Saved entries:
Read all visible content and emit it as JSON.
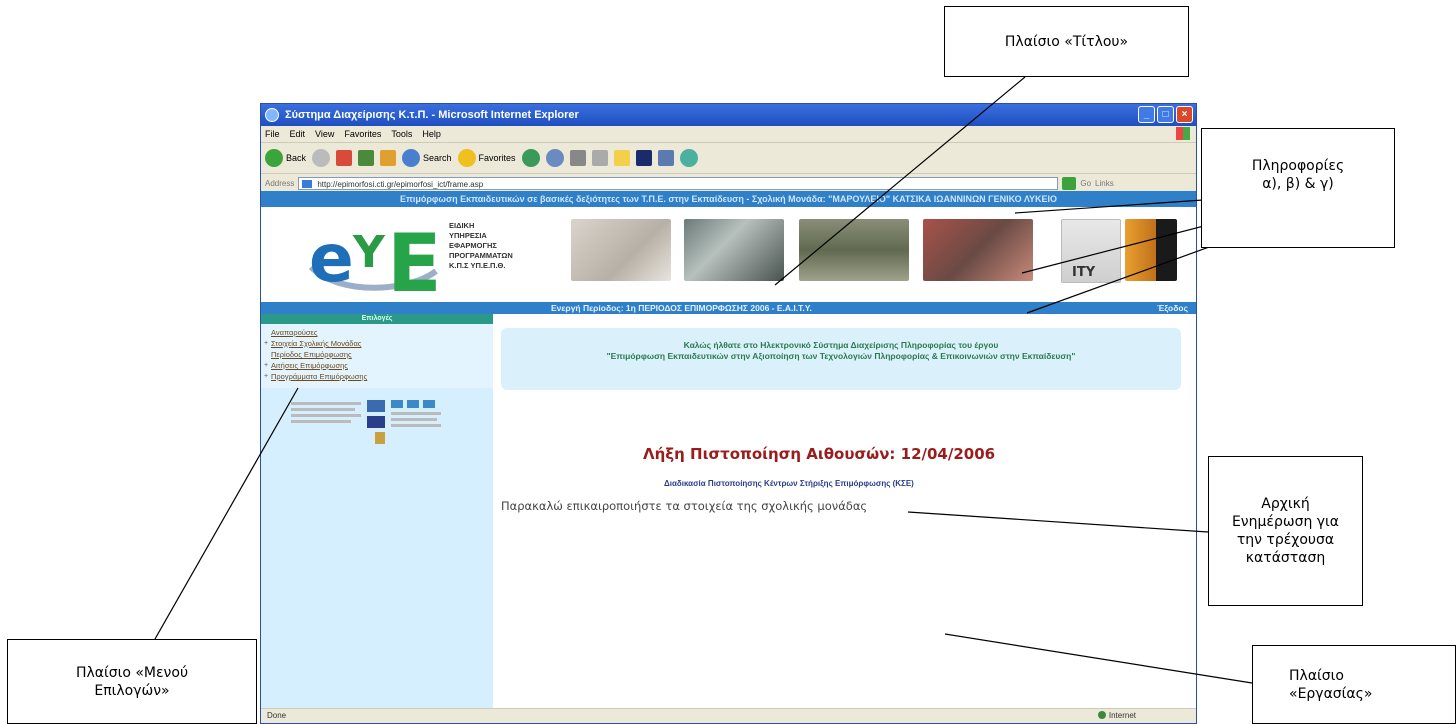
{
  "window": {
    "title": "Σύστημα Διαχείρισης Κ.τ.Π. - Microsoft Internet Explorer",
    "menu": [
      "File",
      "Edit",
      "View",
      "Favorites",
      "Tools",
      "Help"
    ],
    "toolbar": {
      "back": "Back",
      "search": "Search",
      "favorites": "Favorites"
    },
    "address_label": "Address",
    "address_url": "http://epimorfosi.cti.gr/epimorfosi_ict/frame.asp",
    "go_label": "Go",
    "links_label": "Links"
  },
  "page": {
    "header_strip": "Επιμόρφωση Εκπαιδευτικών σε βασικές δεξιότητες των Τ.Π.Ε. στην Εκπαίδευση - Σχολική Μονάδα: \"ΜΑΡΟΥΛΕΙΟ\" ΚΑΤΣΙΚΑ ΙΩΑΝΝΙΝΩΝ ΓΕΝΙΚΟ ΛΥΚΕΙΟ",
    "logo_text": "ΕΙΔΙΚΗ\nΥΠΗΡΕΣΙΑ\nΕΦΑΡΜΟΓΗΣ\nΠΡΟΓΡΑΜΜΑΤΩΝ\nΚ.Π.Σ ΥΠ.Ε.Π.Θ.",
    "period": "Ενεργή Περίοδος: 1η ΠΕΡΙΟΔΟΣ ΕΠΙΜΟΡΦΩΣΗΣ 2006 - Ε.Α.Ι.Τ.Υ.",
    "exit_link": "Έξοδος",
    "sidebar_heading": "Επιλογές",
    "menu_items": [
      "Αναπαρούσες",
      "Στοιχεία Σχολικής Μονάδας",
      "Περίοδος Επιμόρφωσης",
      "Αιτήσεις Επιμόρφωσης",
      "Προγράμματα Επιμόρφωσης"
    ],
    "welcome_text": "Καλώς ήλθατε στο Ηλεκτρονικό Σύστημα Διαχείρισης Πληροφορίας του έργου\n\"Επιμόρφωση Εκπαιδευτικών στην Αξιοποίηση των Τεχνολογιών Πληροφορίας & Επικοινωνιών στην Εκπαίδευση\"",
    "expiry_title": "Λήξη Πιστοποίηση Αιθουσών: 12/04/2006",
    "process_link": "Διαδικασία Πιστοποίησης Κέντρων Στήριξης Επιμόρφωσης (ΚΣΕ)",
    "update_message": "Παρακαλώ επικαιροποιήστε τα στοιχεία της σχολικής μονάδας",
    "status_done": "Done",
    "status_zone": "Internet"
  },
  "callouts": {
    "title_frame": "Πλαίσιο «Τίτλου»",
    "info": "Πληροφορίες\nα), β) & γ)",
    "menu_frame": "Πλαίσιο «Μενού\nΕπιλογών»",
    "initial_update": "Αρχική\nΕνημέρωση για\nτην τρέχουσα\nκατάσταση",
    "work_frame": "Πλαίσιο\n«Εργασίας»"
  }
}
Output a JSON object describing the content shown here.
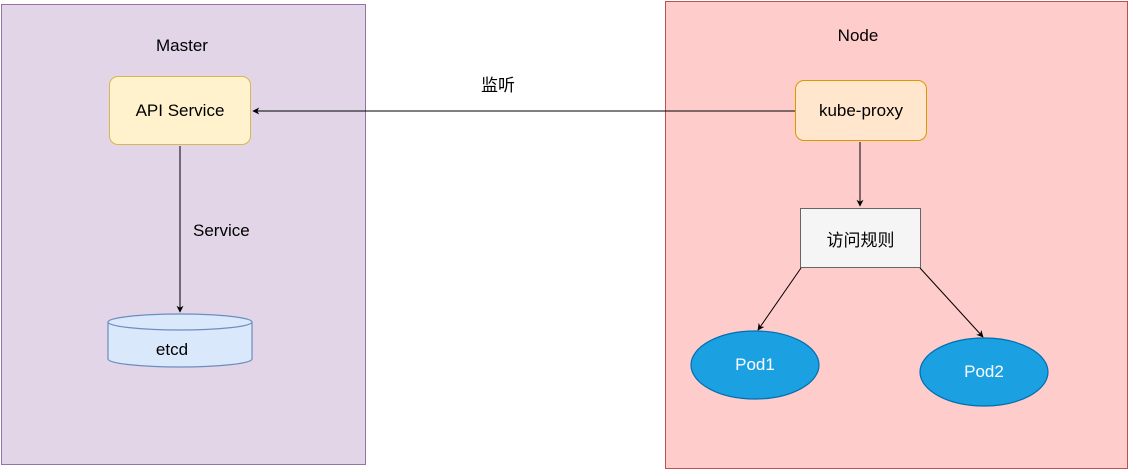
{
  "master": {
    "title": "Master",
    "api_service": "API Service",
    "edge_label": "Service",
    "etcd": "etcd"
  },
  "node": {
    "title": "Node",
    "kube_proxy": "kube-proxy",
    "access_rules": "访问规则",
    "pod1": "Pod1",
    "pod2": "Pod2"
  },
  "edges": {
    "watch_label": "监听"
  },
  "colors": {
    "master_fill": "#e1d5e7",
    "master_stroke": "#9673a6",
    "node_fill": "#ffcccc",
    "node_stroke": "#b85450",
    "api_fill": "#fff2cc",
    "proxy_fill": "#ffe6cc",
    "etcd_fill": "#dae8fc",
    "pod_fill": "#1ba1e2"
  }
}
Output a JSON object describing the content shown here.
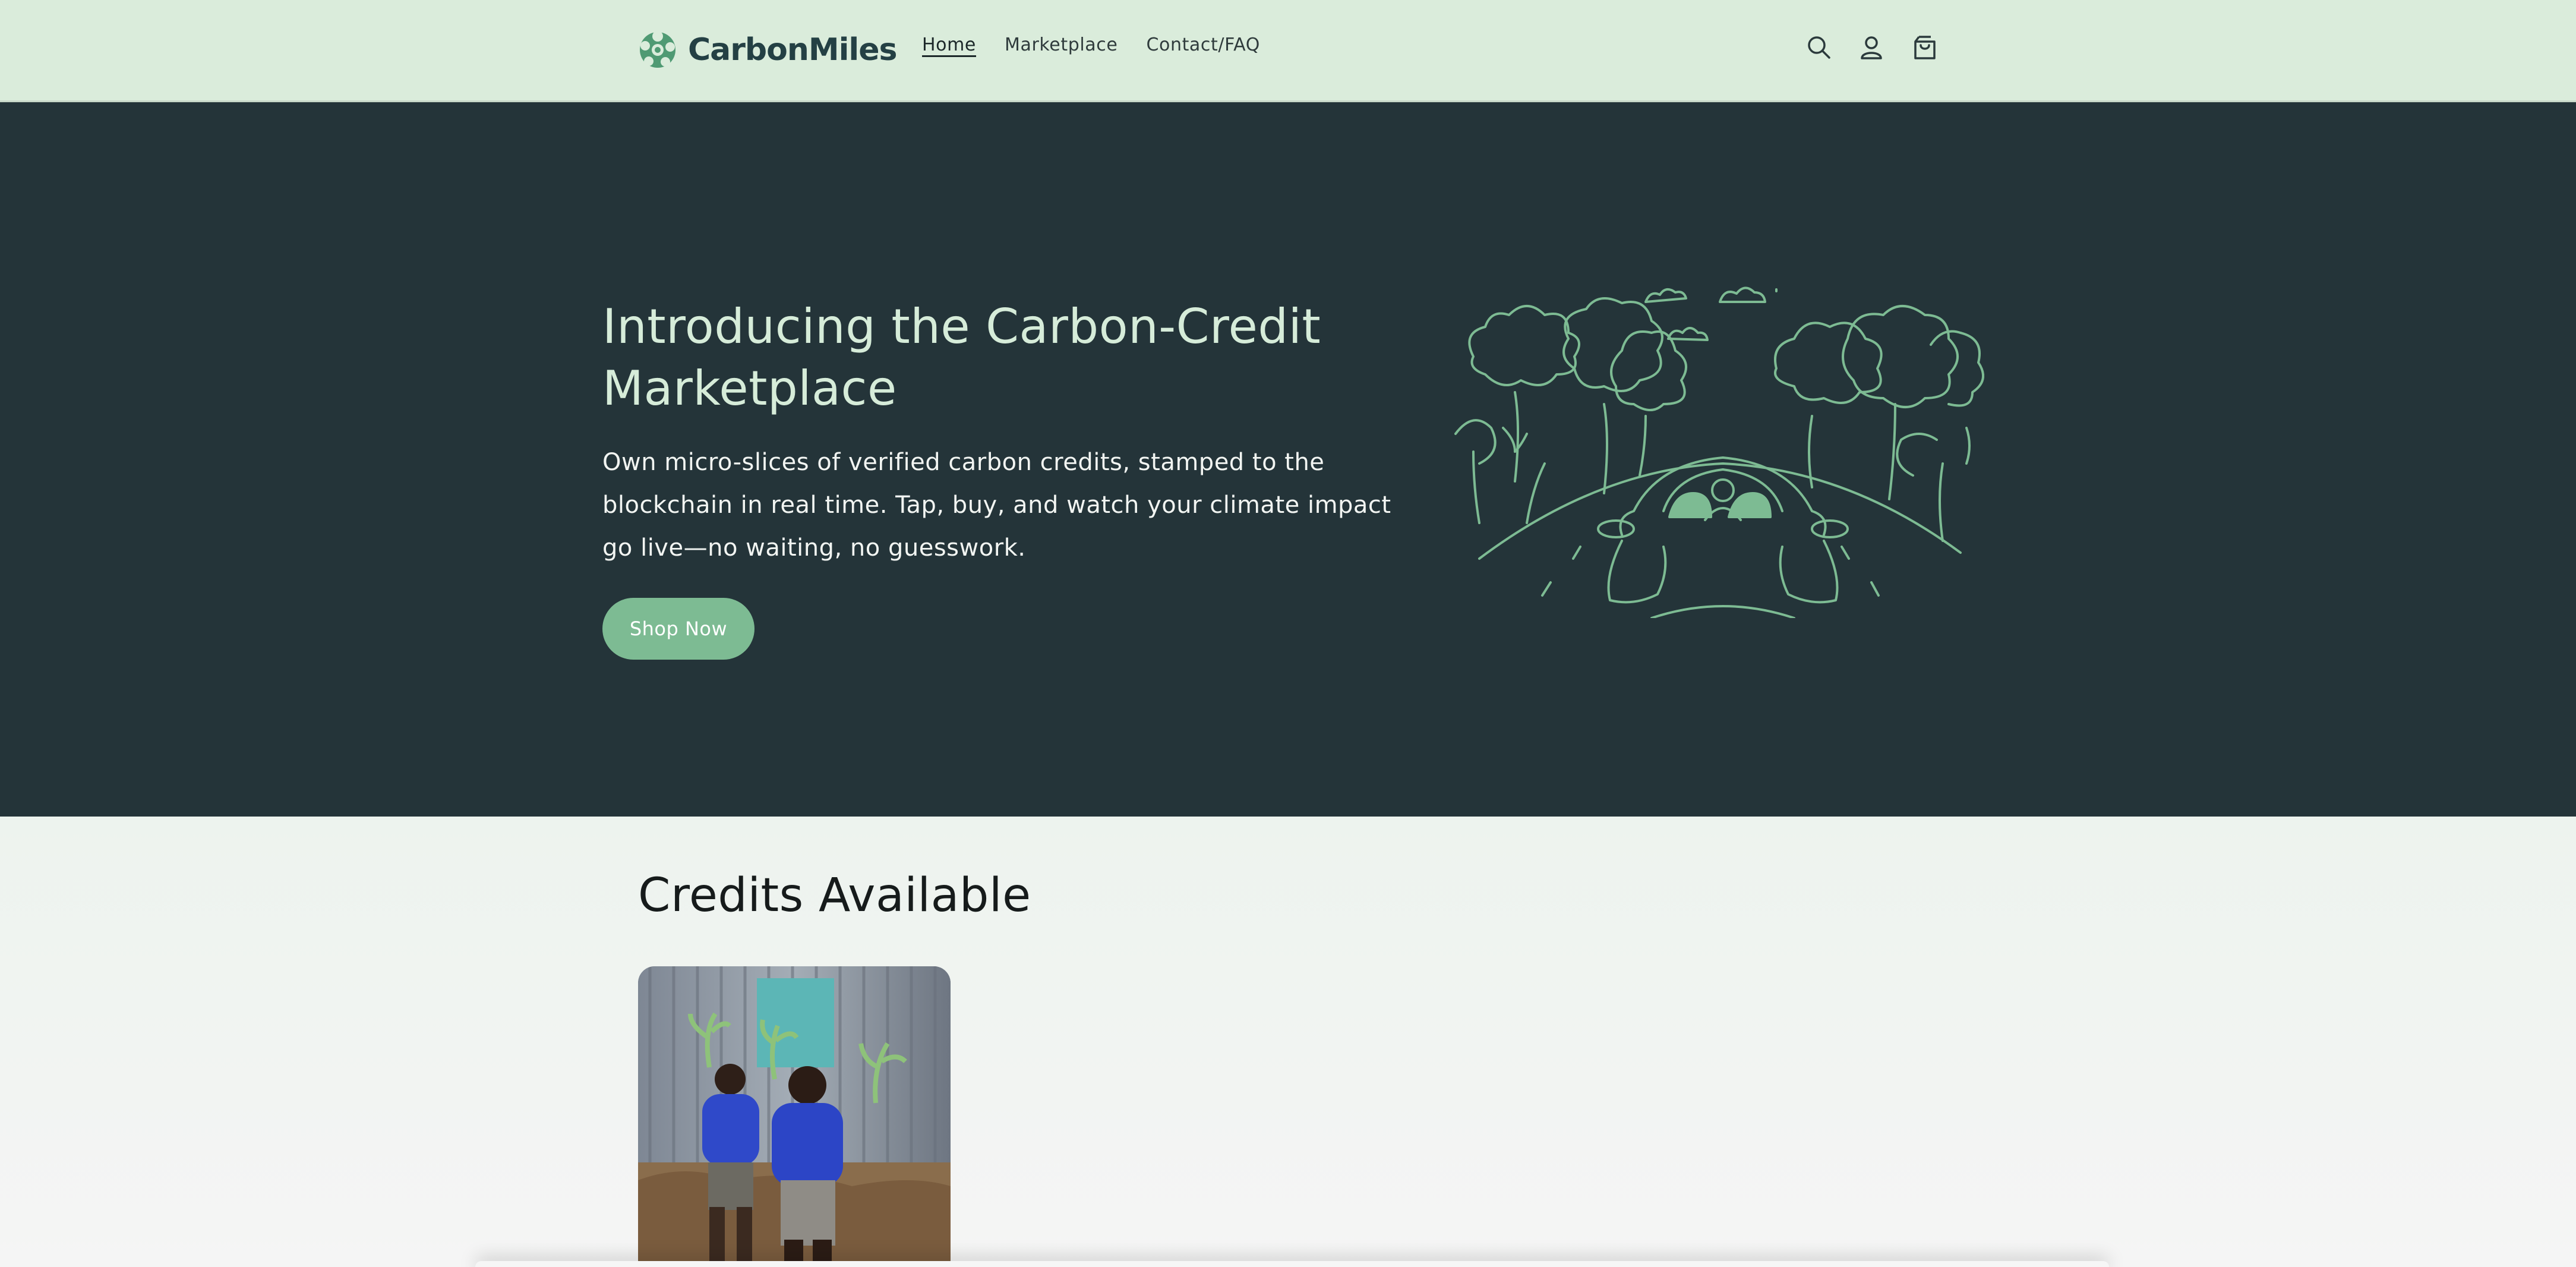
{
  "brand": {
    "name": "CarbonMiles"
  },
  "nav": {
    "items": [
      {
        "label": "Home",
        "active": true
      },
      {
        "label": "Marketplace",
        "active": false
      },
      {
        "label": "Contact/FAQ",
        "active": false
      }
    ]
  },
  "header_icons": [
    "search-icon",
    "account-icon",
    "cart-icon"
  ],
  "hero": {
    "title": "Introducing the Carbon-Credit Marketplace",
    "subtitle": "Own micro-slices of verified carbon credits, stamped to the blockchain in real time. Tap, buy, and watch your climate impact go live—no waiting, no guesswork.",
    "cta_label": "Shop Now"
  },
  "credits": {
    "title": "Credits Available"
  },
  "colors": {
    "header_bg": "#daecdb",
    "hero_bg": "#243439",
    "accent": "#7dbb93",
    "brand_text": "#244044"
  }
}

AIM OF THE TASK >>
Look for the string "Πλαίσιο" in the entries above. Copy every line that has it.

TASK OUTPUT >>
    "title_frame": "Πλαίσιο «Τίτλου»",
    "menu_frame": "Πλαίσιο «Μενού\nΕπιλογών»",
    "work_frame": "Πλαίσιο\n«Εργασίας»"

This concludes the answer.